The administration of the death penalty has long been a contentious and debated issue, with various methods employed over the years. Ohio, like many other states, has faced challenges in finding a reliable and humane method of execution, particularly with the shortage of lethal injection drugs and the experimental nature of nitrogen gas asphyxiation. In light of these challenges, some argue that it may be appropriate to consider authorizing the use of firing squads for death penalty executions. This blog aims to explore the rationale behind such a proposal.

The Lethal Injection Dilemma:

One of the primary challenges faced by states employing the death penalty is the scarcity of the drugs traditionally used in lethal injections.
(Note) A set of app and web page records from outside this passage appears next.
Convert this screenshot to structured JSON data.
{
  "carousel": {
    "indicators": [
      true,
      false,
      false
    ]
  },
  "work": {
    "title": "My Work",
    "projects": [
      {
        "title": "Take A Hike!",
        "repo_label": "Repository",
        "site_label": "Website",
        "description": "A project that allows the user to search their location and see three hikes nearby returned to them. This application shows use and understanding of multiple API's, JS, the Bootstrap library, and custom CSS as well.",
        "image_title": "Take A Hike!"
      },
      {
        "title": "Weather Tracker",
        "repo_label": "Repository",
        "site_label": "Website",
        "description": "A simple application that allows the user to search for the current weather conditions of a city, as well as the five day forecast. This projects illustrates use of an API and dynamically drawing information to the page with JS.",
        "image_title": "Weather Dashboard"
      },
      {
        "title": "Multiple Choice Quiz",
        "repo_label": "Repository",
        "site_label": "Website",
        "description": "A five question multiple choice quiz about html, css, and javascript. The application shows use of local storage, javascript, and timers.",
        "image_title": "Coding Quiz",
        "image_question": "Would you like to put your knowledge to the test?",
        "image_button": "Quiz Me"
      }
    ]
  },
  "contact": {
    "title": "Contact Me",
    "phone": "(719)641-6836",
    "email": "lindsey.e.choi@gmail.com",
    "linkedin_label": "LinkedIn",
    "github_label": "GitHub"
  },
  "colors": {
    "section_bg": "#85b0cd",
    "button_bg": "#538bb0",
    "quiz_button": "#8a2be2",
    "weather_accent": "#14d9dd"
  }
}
Pharmaceutical companies have increasingly been reluctant to supply these drugs, citing ethical concerns and public pressure. As a result, states like Ohio have struggled to obtain the necessary substances, leading to delays and legal challenges.
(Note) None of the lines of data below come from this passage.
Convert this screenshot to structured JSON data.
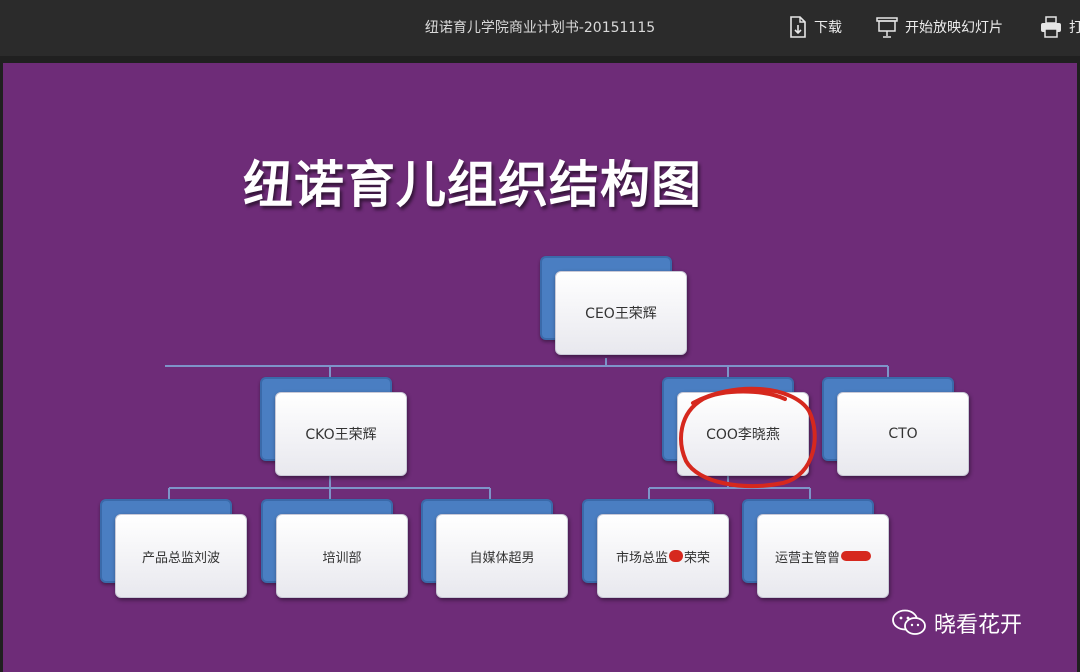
{
  "toolbar": {
    "doc_title": "纽诺育儿学院商业计划书-20151115",
    "download_label": "下载",
    "slideshow_label": "开始放映幻灯片",
    "print_label": "打"
  },
  "slide": {
    "title": "纽诺育儿组织结构图",
    "org_chart": {
      "ceo": "CEO王荣辉",
      "cko": "CKO王荣辉",
      "coo": "COO李晓燕",
      "cto": "CTO",
      "product": "产品总监刘波",
      "training": "培训部",
      "media": "自媒体超男",
      "marketing": "市场总监",
      "marketing_suffix": "荣荣",
      "operations": "运营主管曾"
    },
    "annotation_color": "#d6281e",
    "slide_bg": "#6e2c78"
  },
  "watermark": {
    "text": "晓看花开",
    "icon": "wechat-icon"
  }
}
The Experimental Nature of Nitrogen Gas Asphyxiation:

In response to the lethal injection dilemma, some states, including Ohio, have explored alternative methods such as nitrogen gas asphyxiation. However, this method remains relatively untested and experimental, raising concerns about its effectiveness and potential for causing undue suffering. The lack of a proven track record has made nitrogen gas asphyxiation a subject of legal and ethical scrutiny.
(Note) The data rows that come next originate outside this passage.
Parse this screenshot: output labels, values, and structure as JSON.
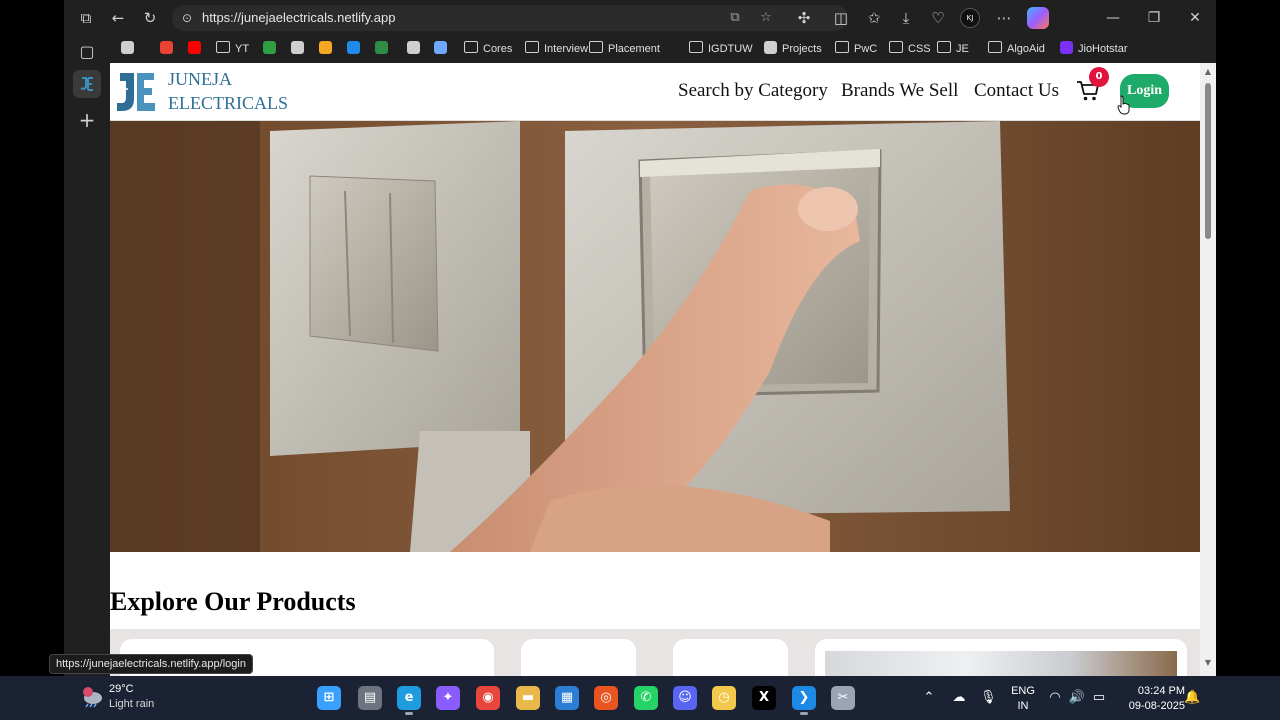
{
  "browser": {
    "url": "https://junejaelectricals.netlify.app",
    "profile_initials": "KJ",
    "status_url": "https://junejaelectricals.netlify.app/login",
    "bookmarks": [
      {
        "label": "",
        "icon": "tab-icon"
      },
      {
        "label": "",
        "icon": "gmail-icon",
        "color": "#ea4335"
      },
      {
        "label": "",
        "icon": "youtube-icon",
        "color": "#ff0000"
      },
      {
        "label": "YT",
        "icon": "folder-icon"
      },
      {
        "label": "",
        "icon": "w-icon",
        "color": "#2ea043"
      },
      {
        "label": "",
        "icon": "chatgpt-icon"
      },
      {
        "label": "",
        "icon": "codeforces-icon",
        "color": "#f5a623"
      },
      {
        "label": "",
        "icon": "bars-icon",
        "color": "#1f8ceb"
      },
      {
        "label": "",
        "icon": "gfg-icon",
        "color": "#2f8d46"
      },
      {
        "label": "",
        "icon": "github-icon"
      },
      {
        "label": "",
        "icon": "rocket-icon",
        "color": "#6ea8ff"
      },
      {
        "label": "Cores",
        "icon": "folder-icon"
      },
      {
        "label": "Interview",
        "icon": "folder-icon"
      },
      {
        "label": "Placement",
        "icon": "folder-icon"
      },
      {
        "label": "IGDTUW",
        "icon": "folder-icon"
      },
      {
        "label": "Projects",
        "icon": "projects-icon"
      },
      {
        "label": "PwC",
        "icon": "folder-icon"
      },
      {
        "label": "CSS",
        "icon": "folder-icon"
      },
      {
        "label": "JE",
        "icon": "folder-icon"
      },
      {
        "label": "AlgoAid",
        "icon": "folder-icon"
      },
      {
        "label": "JioHotstar",
        "icon": "jiohotstar-icon",
        "color": "#7b2ff7"
      }
    ]
  },
  "site": {
    "logo_line1": "JUNEJA",
    "logo_line2": "ELECTRICALS",
    "nav": {
      "category": "Search by Category",
      "brands": "Brands We Sell",
      "contact": "Contact Us"
    },
    "cart_count": "0",
    "login_label": "Login",
    "section_title": "Explore Our Products",
    "colors": {
      "brand": "#2f6f95",
      "login": "#1eaa68",
      "badge": "#e0143c"
    }
  },
  "taskbar": {
    "weather_temp": "29°C",
    "weather_condition": "Light rain",
    "weather_alert": "1",
    "lang_line1": "ENG",
    "lang_line2": "IN",
    "time": "03:24 PM",
    "date": "09-08-2025",
    "apps": [
      "windows-start-icon",
      "file-explorer-icon",
      "edge-icon",
      "copilot-icon",
      "chrome-icon",
      "folder-icon",
      "store-icon",
      "ubuntu-icon",
      "whatsapp-icon",
      "discord-icon",
      "clock-app-icon",
      "x-icon",
      "vscode-icon",
      "snipping-tool-icon"
    ]
  }
}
The Case for Firing Squads:

  1. Swift and Certain Execution:

Firing squads, historically employed in various jurisdictions, offer a method of execution that is swift and certain. The use of multiple shooters increases the likelihood of a quick and effective death, minimizing the potential for prolonged suffering.

  1. Established Precedent:

Firing squads have been a part of the historical landscape of capital punishment. In certain cases, they have been deemed a more reliable and efficient means of execution compared to other methods. This established precedent provides a foundation for the argument in favor of their use in states facing execution method challenges.

  1. Transparency and Accountability:

Unlike lethal injection, which often involves a degree of secrecy surrounding the drugs and their administration, firing squads offer a level of transparency. The process is visible, making it easier to monitor and ensuring accountability in the execution procedure.

Bottom Line:

While the use of firing squads for death penalty executions may be a controversial proposal, it is essential to consider alternative methods when faced with challenges like the shortage of lethal injection drugs and the experimental nature of other options. The debate over capital punishment continues to evolve, and Ohio, like other states, must carefully weigh the ethical, legal, and practical considerations to determine the most appropriate method for carrying out executions within the confines of the law.